And if the government seemed to deliberately turn its back on reason and evidence when it came to the census, its decision to de-fund the CCIC appears to be driven by a feeling that if Canada is going to spend money on foreign aid, we should at least try to do it properly.
The problems with foreign assistance are well known. When it isn’t helping corrupt dictators buy fleets of Mercedes, aid money tends to exacerbate the problems it is trying to address by snaring the recipient countries in extremely tenacious welfare traps. And that’s when the money actually gets delivered, since a great deal of it is spent just maintaining the sizable aid industry of NGOs and government officials. The result is that a great deal of foreign assistance is ineffective and unaccountable, which is a roundabout way of saying that it is largely wasted.
Many countries are currently engaged in a barrel-scraping review of their foreign assistance spending. It is all the more pressing at a time when public finances everywhere are staggering and governments are looking to cut anything that isn’t comfortably fenced off in a political minefield. Last year, both the White House and the State Department initiated a high-profile rethink of America’s development policy, aimed at formulating a more focused approach that is more clearly aligned with the country’s security, defence, and diplomatic agenda.

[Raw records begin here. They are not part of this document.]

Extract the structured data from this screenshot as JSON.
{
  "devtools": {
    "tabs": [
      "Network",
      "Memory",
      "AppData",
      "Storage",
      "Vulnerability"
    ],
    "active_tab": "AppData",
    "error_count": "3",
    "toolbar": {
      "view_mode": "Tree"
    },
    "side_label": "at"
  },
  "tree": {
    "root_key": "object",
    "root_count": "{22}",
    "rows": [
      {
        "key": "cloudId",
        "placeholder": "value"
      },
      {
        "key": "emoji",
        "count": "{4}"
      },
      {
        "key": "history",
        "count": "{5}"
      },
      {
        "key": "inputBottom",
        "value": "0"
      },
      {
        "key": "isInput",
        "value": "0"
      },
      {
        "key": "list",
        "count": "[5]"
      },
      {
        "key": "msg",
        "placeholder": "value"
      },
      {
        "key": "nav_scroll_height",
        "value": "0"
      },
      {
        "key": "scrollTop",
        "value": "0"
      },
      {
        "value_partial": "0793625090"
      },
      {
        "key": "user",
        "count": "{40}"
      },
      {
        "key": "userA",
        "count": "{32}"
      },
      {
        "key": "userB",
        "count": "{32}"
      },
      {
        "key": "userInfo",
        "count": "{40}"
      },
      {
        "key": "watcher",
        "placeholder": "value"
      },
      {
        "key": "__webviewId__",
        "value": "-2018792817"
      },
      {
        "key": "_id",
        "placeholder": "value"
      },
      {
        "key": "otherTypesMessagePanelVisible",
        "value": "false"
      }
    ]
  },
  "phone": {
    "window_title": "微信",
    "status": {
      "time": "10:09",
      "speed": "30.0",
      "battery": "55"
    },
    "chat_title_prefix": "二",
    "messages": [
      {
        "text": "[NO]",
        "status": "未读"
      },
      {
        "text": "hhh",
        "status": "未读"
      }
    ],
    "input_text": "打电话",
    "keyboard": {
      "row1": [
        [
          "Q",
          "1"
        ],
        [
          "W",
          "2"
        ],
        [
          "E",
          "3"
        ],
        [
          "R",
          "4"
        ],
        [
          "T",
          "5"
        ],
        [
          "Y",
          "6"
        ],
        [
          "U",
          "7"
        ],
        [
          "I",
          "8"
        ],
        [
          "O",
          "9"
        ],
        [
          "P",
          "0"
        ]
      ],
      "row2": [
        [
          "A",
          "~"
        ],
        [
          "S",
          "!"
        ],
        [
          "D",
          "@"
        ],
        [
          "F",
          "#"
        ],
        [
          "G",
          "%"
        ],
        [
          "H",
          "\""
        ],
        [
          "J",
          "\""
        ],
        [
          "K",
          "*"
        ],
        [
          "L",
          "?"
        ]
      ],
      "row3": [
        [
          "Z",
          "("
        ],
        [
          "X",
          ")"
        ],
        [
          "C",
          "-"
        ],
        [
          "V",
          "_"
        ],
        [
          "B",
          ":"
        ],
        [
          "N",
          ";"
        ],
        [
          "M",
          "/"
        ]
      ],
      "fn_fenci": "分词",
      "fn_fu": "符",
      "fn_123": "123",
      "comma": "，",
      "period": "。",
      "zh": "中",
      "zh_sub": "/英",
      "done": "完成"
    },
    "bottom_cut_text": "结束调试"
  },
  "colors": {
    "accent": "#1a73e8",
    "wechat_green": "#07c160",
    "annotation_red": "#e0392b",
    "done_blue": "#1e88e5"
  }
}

A similar review is under way in the U.K., where some departments are looking at budget cuts as high as 40 per cent. But not only has Prime Minister David Cameron decided to ring-fence the international aid budget, he also committed to increasing it, by 2013, to the magic Pearsonian level of 0.7 per cent of GDP. This has sent the Tory faithful into conniptions, but Cameron’s defence of the aid budget has come at a price: the minister responsible has demanded a more hard-nosed approach that focuses on value-for-money and promises to increase the role of the private sector, all in the name of increased effectiveness and accountability.
The distinguishing feature of the Canadian approach to aid under the Conservatives is that it has been comparatively low-key, though no less far-reaching. CIDA completely untied its aid budget two years ago, committing to a global procurement system for all international assistance by 2013. Then it insisted that the bureaucracy stop spreading Canada’s foreign aid dollars around like manure and instead pick a small number of countries upon which to focus our attention. Both of these changes, it must be stressed, were responses to demands from within the aid industry itself.
And even the latest decision to de-fund the CCIC is not as ideologically punitive as it might look. While its supporters like to describe it as the “heart and soul” of Canada’s overseas development efforts, the truth is that it is essentially a lobbying firm for the NGO community that was receiving two thirds of its funding from the very agency it was set up to lobby. This makes about as much sense as the Department of Corrections funding the prison lobby, which is why New Zealand has already de-funded its parallel organization, while the U.S. and the U.K. equivalents get over 80 per cent of their funding from the NGOs they represent.
And so curiously, this is the exact opposite of what we have seen in the way the Tories have dealt with other departments. In most cases, the government has made it clear that it doesn’t give a hoot about stuff like data, evidence, and outcomes, but when it comes to foreign aid it is the other way around. And that is because the aid industry has deliberately set itself up so that its objectives are impossible to properly measure, in order to protect itself from criticism.
What we are seeing here is a rare case of Tory ideology actually aligning with sound public policy. The folks in the aid industry might not like it, but that’s largely their own fault. And if Stephen Harper doesn’t get any credit for it, well that’s his own fault. After setting himself up for years as the little boy who cried Commie, he shouldn’t be surprised that no one trusts him even when he’s doing the right thing.